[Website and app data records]
========================
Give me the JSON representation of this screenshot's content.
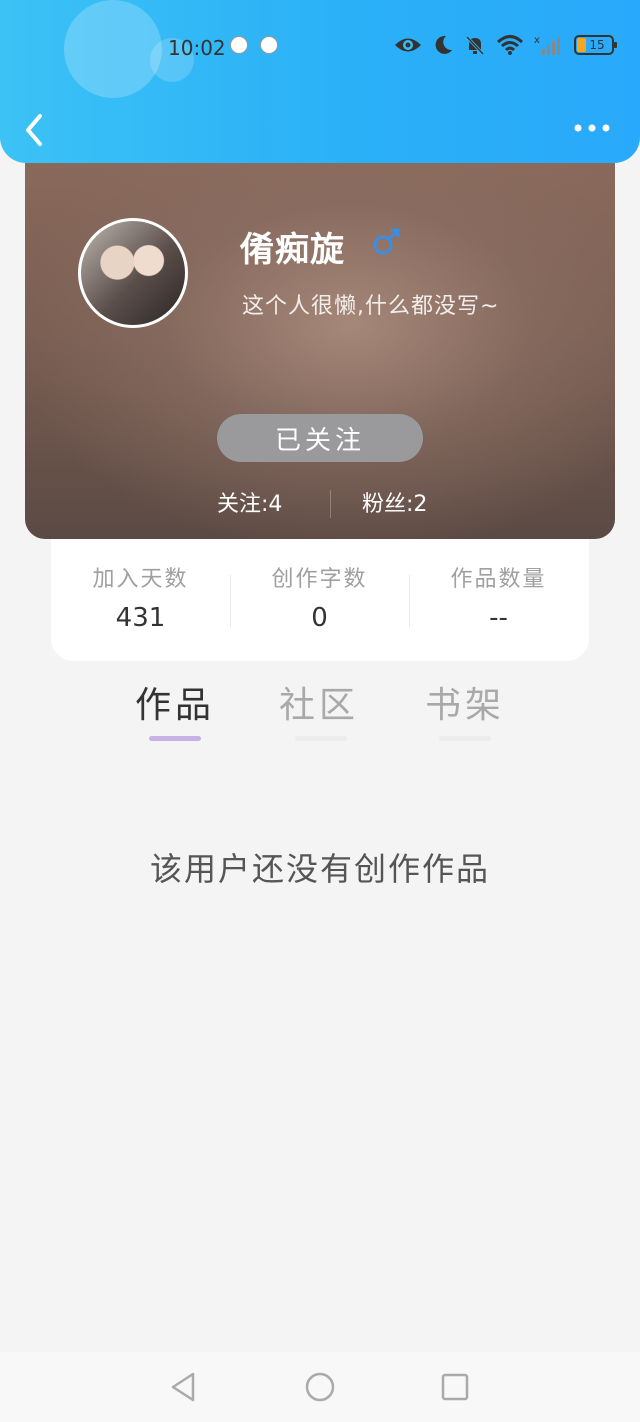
{
  "status_bar": {
    "time": "10:02",
    "battery_level": "15"
  },
  "header": {
    "back_icon": "chevron-left-icon",
    "more_icon": "more-dots-icon",
    "accent_color": "#2aaef7"
  },
  "profile": {
    "username": "倄痴旋",
    "gender_icon": "male-icon",
    "bio": "这个人很懒,什么都没写~",
    "follow_button_label": "已关注",
    "following": "关注:4",
    "followers": "粉丝:2"
  },
  "stats": [
    {
      "label": "加入天数",
      "value": "431"
    },
    {
      "label": "创作字数",
      "value": "0"
    },
    {
      "label": "作品数量",
      "value": "--"
    }
  ],
  "tabs": [
    {
      "label": "作品",
      "active": true
    },
    {
      "label": "社区",
      "active": false
    },
    {
      "label": "书架",
      "active": false
    }
  ],
  "empty_message": "该用户还没有创作作品",
  "navbar": {
    "icons": [
      "back-triangle-icon",
      "home-circle-icon",
      "recent-square-icon"
    ]
  }
}
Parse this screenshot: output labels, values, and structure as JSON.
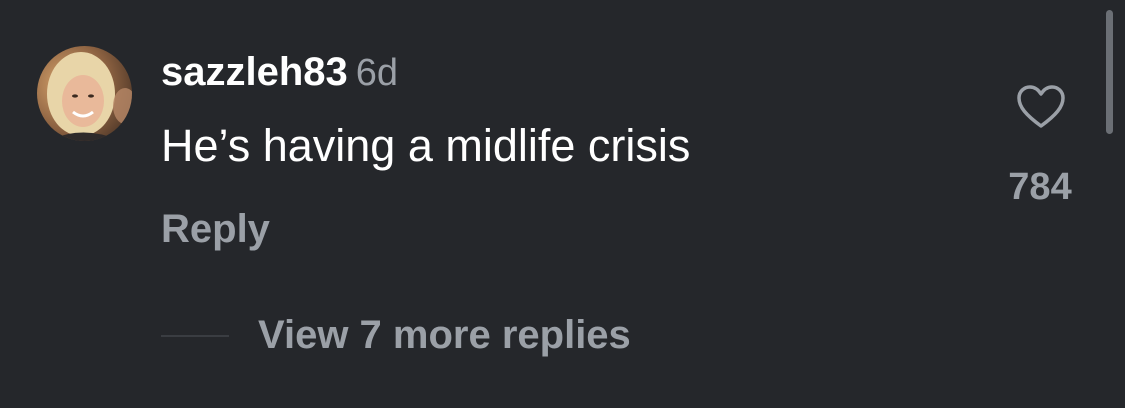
{
  "comment": {
    "username": "sazzleh83",
    "time_ago": "6d",
    "text": "He’s having a midlife crisis",
    "reply_label": "Reply",
    "like_count": "784"
  },
  "replies": {
    "view_more_label": "View 7 more replies"
  },
  "icons": {
    "like": "heart-icon",
    "avatar": "user-avatar-photo"
  },
  "colors": {
    "background": "#25272b",
    "primary_text": "#ffffff",
    "secondary_text": "#9ba0a7"
  }
}
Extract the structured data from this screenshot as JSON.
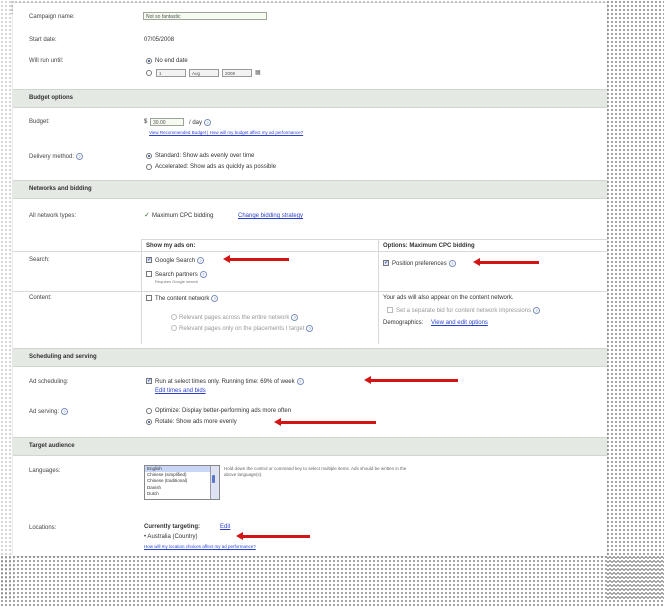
{
  "general": {
    "campaign_name_label": "Campaign name:",
    "campaign_name_value": "Not so fantastic",
    "start_date_label": "Start date:",
    "start_date_value": "07/05/2008",
    "will_run_until_label": "Will run until:",
    "no_end_date": "No end date",
    "end_date_day": "1",
    "end_date_month": "Aug",
    "end_date_year": "2008"
  },
  "budget": {
    "section_title": "Budget options",
    "budget_label": "Budget:",
    "currency": "$",
    "budget_value": "30.00",
    "per_day": "/ day",
    "budget_link": "View Recommended Budget | How will my budget affect my ad performance?",
    "delivery_label": "Delivery method:",
    "delivery_standard": "Standard: Show ads evenly over time",
    "delivery_accelerated": "Accelerated: Show ads as quickly as possible"
  },
  "networks": {
    "section_title": "Networks and bidding",
    "all_network_types_label": "All network types:",
    "bidding_value": "Maximum CPC bidding",
    "change_bidding_link": "Change bidding strategy",
    "show_ads_on_header": "Show my ads on:",
    "options_header": "Options: Maximum CPC bidding",
    "search_label": "Search:",
    "google_search": "Google Search",
    "search_partners": "Search partners",
    "search_partners_sub": "Requires Google search",
    "position_preferences": "Position preferences",
    "content_label": "Content:",
    "content_network": "The content network",
    "relevant_entire": "Relevant pages across the entire network",
    "relevant_placements": "Relevant pages only on the placements I target",
    "content_note": "Your ads will also appear on the content network.",
    "separate_bid": "Set a separate bid for content network impressions",
    "demographics_label": "Demographics:",
    "demographics_link": "View and edit options"
  },
  "scheduling": {
    "section_title": "Scheduling and serving",
    "ad_scheduling_label": "Ad scheduling:",
    "ad_scheduling_value": "Run at select times only. Running time: 69% of week",
    "edit_times_link": "Edit times and bids",
    "ad_serving_label": "Ad serving:",
    "optimize": "Optimize: Display better-performing ads more often",
    "rotate": "Rotate: Show ads more evenly"
  },
  "audience": {
    "section_title": "Target audience",
    "languages_label": "Languages:",
    "languages": [
      "English",
      "Chinese (simplified)",
      "Chinese (traditional)",
      "Danish",
      "Dutch"
    ],
    "languages_hint": "Hold down the control or command key to select multiple items. Ads should be written in the above language(s).",
    "locations_label": "Locations:",
    "currently_targeting": "Currently targeting:",
    "edit_link": "Edit",
    "location_value": "• Australia (Country)",
    "location_help_link": "How will my location choices affect my ad performance?"
  },
  "colors": {
    "section_bg": "#e4e9e4",
    "arrow": "#d21414",
    "link": "#2a3fd0"
  }
}
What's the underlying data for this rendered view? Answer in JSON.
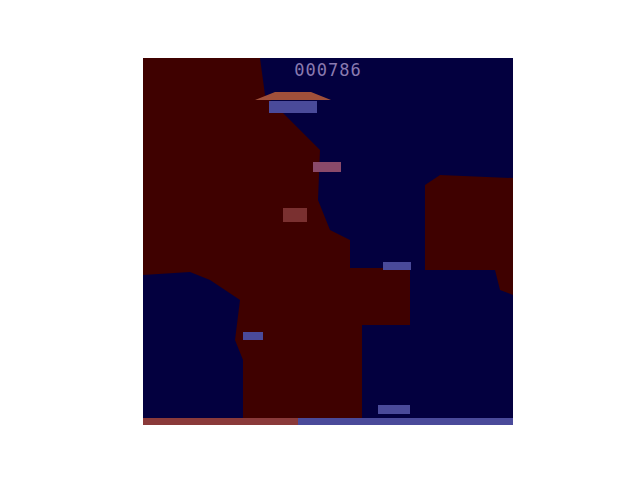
{
  "score": "000786",
  "fuel": {
    "level": 0.42
  }
}
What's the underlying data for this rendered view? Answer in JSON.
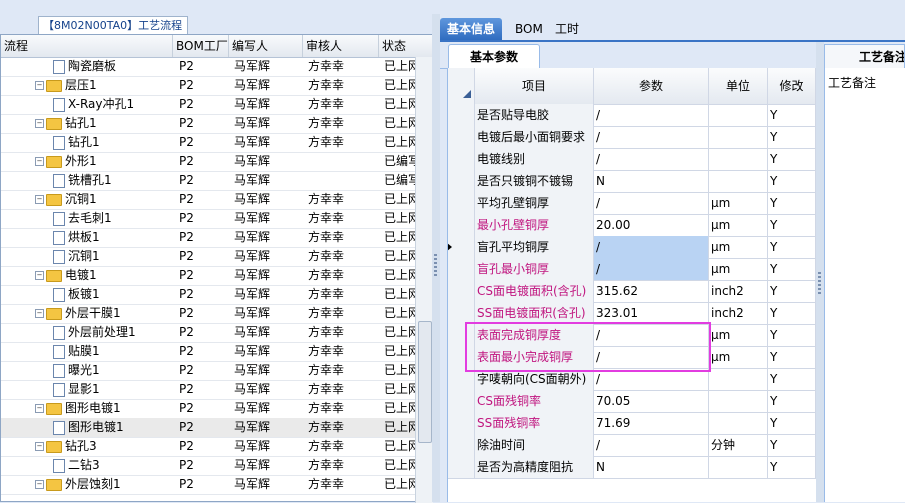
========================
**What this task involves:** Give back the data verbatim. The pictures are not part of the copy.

**Problem solution:**
Give me the JSON representation of this screenshot's content.
{
  "status_bar": {
    "time": "10:02",
    "battery_level": "15"
  },
  "header": {
    "back_icon": "chevron-left-icon",
    "more_icon": "more-dots-icon",
    "accent_color": "#2aaef7"
  },
  "profile": {
    "username": "倄痴旋",
    "gender_icon": "male-icon",
    "bio": "这个人很懒,什么都没写~",
    "follow_button_label": "已关注",
    "following": "关注:4",
    "followers": "粉丝:2"
  },
  "stats": [
    {
      "label": "加入天数",
      "value": "431"
    },
    {
      "label": "创作字数",
      "value": "0"
    },
    {
      "label": "作品数量",
      "value": "--"
    }
  ],
  "tabs": [
    {
      "label": "作品",
      "active": true
    },
    {
      "label": "社区",
      "active": false
    },
    {
      "label": "书架",
      "active": false
    }
  ],
  "empty_message": "该用户还没有创作作品",
  "navbar": {
    "icons": [
      "back-triangle-icon",
      "home-circle-icon",
      "recent-square-icon"
    ]
  }
}
Parse this screenshot: output labels, values, and structure as JSON.
{
  "comment": {
    "username": "sazzleh83",
    "time_ago": "6d",
    "text": "He’s having a midlife crisis",
    "reply_label": "Reply",
    "like_count": "784"
  },
  "replies": {
    "view_more_label": "View 7 more replies"
  },
  "icons": {
    "like": "heart-icon",
    "avatar": "user-avatar-photo"
  },
  "colors": {
    "background": "#25272b",
    "primary_text": "#ffffff",
    "secondary_text": "#9ba0a7"
  }
}
Extract the structured data from this screenshot as JSON.
{
  "general": {
    "campaign_name_label": "Campaign name:",
    "campaign_name_value": "Not so fantastic",
    "start_date_label": "Start date:",
    "start_date_value": "07/05/2008",
    "will_run_until_label": "Will run until:",
    "no_end_date": "No end date",
    "end_date_day": "1",
    "end_date_month": "Aug",
    "end_date_year": "2008"
  },
  "budget": {
    "section_title": "Budget options",
    "budget_label": "Budget:",
    "currency": "$",
    "budget_value": "30.00",
    "per_day": "/ day",
    "budget_link": "View Recommended Budget | How will my budget affect my ad performance?",
    "delivery_label": "Delivery method:",
    "delivery_standard": "Standard: Show ads evenly over time",
    "delivery_accelerated": "Accelerated: Show ads as quickly as possible"
  },
  "networks": {
    "section_title": "Networks and bidding",
    "all_network_types_label": "All network types:",
    "bidding_value": "Maximum CPC bidding",
    "change_bidding_link": "Change bidding strategy",
    "show_ads_on_header": "Show my ads on:",
    "options_header": "Options: Maximum CPC bidding",
    "search_label": "Search:",
    "google_search": "Google Search",
    "search_partners": "Search partners",
    "search_partners_sub": "Requires Google search",
    "position_preferences": "Position preferences",
    "content_label": "Content:",
    "content_network": "The content network",
    "relevant_entire": "Relevant pages across the entire network",
    "relevant_placements": "Relevant pages only on the placements I target",
    "content_note": "Your ads will also appear on the content network.",
    "separate_bid": "Set a separate bid for content network impressions",
    "demographics_label": "Demographics:",
    "demographics_link": "View and edit options"
  },
  "scheduling": {
    "section_title": "Scheduling and serving",
    "ad_scheduling_label": "Ad scheduling:",
    "ad_scheduling_value": "Run at select times only. Running time: 69% of week",
    "edit_times_link": "Edit times and bids",
    "ad_serving_label": "Ad serving:",
    "optimize": "Optimize: Display better-performing ads more often",
    "rotate": "Rotate: Show ads more evenly"
  },
  "audience": {
    "section_title": "Target audience",
    "languages_label": "Languages:",
    "languages": [
      "English",
      "Chinese (simplified)",
      "Chinese (traditional)",
      "Danish",
      "Dutch"
    ],
    "languages_hint": "Hold down the control or command key to select multiple items. Ads should be written in the above language(s).",
    "locations_label": "Locations:",
    "currently_targeting": "Currently targeting:",
    "edit_link": "Edit",
    "location_value": "• Australia (Country)",
    "location_help_link": "How will my location choices affect my ad performance?"
  },
  "colors": {
    "section_bg": "#e4e9e4",
    "arrow": "#d21414",
    "link": "#2a3fd0"
  }
}
What's the underlying data for this rendered view? Answer in JSON.
{
  "score": "000786",
  "fuel": {
    "level": 0.42
  }
}
What's the underlying data for this rendered view? Answer in JSON.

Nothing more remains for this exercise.